According to their website "Agilyx is committed to demonstrating not only the economic viability of our technology, but also the environmental value. We have completed an extensive Life Cycle Analysis on our process to measure carbon impact against traditional forms of crude oil extraction, with the results indicating a significantly favorable environmental impact."
Drop off your polystyrene at:
7904 SW Hunziker Street
Tigard, OR 97223
If you need more information contact them at: 503-271-3160 or visit their website for additional facts.
Some may say I am cheap. I prefer to think of myself as eco-minded, thrifty, and resourceful.
Before tossing a used up bottle of shampoo into the recycling bin, I opted to turn it upside down to ensure that it was fully depleted. I could tell there was about 1/4" of shampoo left inside, but the container's design made squeezing out every last drop difficult.
Ten days later I was still using that same bottle of shampoo. I often use this technique with jars of ketchup, mustard, honey or any other liquid that is too viscous to pour out easily as it nears the end.
You might wish to place the bottle inside a sturdy, water-proof container in the event the product leaks out. To keep the bottle propped, I situated it between the wall and a larger bottle out of the reach of the sprayer so that the lid does not fill with excess water.
By year's end, I will save nearly $40 and recycle 5 less bottles!
Recycling School Supplies
The end of the school year is approaching. You will be clearing out backpacks, old papers will be recycled, and used crayons added to craft boxes, but what do you do with those old binders that may have seen better days?

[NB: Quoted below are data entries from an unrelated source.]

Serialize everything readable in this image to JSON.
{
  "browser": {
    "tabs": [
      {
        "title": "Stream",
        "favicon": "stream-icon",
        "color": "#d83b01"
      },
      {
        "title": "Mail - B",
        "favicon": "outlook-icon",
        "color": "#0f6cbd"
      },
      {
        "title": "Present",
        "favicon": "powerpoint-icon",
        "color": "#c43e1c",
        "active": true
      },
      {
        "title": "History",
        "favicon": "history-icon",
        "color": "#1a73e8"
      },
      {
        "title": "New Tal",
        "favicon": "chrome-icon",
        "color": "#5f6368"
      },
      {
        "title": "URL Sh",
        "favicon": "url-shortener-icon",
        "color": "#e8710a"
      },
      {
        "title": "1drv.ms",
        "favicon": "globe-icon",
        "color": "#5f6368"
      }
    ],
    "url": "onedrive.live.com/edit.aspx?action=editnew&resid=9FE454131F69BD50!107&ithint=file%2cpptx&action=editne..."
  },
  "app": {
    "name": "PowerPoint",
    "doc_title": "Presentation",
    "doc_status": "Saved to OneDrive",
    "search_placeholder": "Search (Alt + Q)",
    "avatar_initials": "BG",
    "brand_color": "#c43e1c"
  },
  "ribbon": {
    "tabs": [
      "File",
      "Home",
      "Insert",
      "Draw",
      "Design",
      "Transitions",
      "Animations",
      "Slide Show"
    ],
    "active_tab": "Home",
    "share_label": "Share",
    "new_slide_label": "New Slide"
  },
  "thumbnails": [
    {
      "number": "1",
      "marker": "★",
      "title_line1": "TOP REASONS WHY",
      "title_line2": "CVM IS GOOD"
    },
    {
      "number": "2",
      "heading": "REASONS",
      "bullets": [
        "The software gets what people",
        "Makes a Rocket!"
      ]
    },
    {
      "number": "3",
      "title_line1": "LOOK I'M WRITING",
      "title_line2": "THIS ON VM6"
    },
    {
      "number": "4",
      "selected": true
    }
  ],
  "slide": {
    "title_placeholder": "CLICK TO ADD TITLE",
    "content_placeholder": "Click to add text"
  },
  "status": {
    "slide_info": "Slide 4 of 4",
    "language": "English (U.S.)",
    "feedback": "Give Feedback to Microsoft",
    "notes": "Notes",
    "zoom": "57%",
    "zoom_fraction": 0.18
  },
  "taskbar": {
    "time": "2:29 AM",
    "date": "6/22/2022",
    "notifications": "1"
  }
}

Office Depot/Office Max has teamed up with Terracycle to offer a binder recycling program. Empty binders in any condition/any brand are accepted.
How it Works...
Participating is completely free and very easy. Simply bring your old empty binders to any Office Depot® OfficeMax® store and a store representative will provide you with a $2 Instant Savings off a same day binder purchase (see rules and restrictions).
Binder Recycling: Get $2 off the purchase of any new binder when you recycle any binder in the same transaction. Discount applies only to binders purchased and will not be applied to any free binders with a purchase. Multipacks count as 1. Discount excludes tax. Binder to be recycled must be empty. No cash/credit back. Not valid on prior purchases or purchases made with Store Purchasing, Procurement or Retail Connect Cards. Limit 6 discounts per household/business.
For more information and to locate participating Office Depot/Office Max stores, click on the link to visit the Terracycle/Office Depot/Office Max Binder Recycling Program website.
Need a hand getting things in order before school lets out for summer break and your schedules goes topsy turvy? Contact ThePracticalSort.com and we will get you sorted.